You will need to deal with the feeling of acid in your esophagus. If you can’t do that, then you need to neutralize the acid that is already there. The saliva naturally does this, so you need to produce more of it. You don’t want anything to eat, though.
Why not chew some gum? It will help to tell the stomach that more food is coming, and the body starts producing saliva to make the digestive process easier. Rather than swallowing food, you just swallow the saliva to neutralize the levels of acid in the body.
You can do something similar by drinking more water. Alkaline water is great for this, as the pH levels will neutralize those in the acid. Have a glass by your bedside in case you wake up at night or drink right after eating. You can also use the alkaline water in your sports bottle while doing exercise because the water is beneficial in so many other ways for the health.
Opt for a bowl of oatmeal if you’re having a particularly bad day. Oatmeal, whether made with water or milk, doesn’t produce any acid. You’ll find that it soothes the pain on the way down. There’s a reason it is so great when we’re ill! You don’t need to make this from scratch. Those instant options are just as good for you when it comes to eliminating acid reflux for good.
We’ve already heard that ginger tea can help. It’s time to add more to your diet. Use it in your meals to offer soothing feelings while eating. You’ll also find it adds an oriental taste to your meals, and works extremely well in stir-fries and couscous dishes.
Water-based vegetables are a great alternative to the acidic ones. Rather than using tomatoes and onions in salads and dishes, opt for celery, spinach, and cucumber. You can also opt for some peppers, carrots, and mushrooms to help offer variety without the burning feeling.
When you do eat salads, avoid some of the dressings. Balsamic vinegar may make your heartburn worse, but an olive oil dressing can often work out to be soothing. Cheese dressings can help, but opt for full-fat versions to get all the antacid benefits.
Red meats can make your acid reflux worse, so substitute with poultry. Make sure you remove the skin from your chicken or turkey and cook them however you want. The only thing you should avoid is frying because this will add more fat to your diet.
It’s time to combat acid reflux. You can do it with your diet, by making some small and simple changes. One of the best things to do is reduce the acidity levels in your diet by drinking more alkaline water. You’ll hydrate on a daily basis while protecting your esophagus.
Just keep in mind that you should be wise in choosing what you eat. Be mindful of the effects of the food you take into your condition. There’s always a way to manage acid reflux and you should just keep yourself disciplined all the time.
There are times that the reflux is due to not having enough acid in the stomach, so this will be a trial and error.
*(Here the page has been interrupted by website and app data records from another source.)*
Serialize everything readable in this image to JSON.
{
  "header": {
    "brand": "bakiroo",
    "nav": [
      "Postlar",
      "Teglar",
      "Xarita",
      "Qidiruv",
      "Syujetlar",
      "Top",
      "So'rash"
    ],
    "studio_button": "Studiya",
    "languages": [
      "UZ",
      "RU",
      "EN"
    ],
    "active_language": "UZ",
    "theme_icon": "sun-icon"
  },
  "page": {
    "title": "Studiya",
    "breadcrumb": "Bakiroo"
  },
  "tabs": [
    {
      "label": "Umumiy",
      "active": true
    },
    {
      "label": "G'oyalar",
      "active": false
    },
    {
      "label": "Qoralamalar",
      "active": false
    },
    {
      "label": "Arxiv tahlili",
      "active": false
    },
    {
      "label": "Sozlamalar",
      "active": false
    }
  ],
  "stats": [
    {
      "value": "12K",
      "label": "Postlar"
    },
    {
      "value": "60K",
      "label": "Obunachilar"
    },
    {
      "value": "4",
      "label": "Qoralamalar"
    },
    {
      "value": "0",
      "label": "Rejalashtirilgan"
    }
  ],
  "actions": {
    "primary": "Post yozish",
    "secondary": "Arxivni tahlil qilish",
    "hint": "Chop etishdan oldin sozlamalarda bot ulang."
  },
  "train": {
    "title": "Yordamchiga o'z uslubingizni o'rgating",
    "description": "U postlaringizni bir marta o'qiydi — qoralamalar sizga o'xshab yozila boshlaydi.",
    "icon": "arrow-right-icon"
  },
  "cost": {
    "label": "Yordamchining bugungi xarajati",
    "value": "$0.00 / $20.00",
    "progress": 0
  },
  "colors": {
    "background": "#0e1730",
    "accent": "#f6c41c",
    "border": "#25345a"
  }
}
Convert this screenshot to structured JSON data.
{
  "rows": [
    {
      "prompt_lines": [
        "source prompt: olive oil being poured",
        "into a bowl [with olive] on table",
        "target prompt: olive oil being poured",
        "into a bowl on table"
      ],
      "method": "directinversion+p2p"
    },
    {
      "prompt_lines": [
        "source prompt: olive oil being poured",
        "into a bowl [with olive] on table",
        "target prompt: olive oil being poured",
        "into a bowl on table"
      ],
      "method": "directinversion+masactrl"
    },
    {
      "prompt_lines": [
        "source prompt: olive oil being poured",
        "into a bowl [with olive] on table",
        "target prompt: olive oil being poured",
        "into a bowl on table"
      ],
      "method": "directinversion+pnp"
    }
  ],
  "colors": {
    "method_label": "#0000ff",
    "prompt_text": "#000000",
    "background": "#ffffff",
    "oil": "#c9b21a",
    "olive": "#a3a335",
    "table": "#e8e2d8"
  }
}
If you are worried or believe there may be an underlying cause, you should speak to your doctor. This will help to stop treating the symptoms and get help for the actual cause.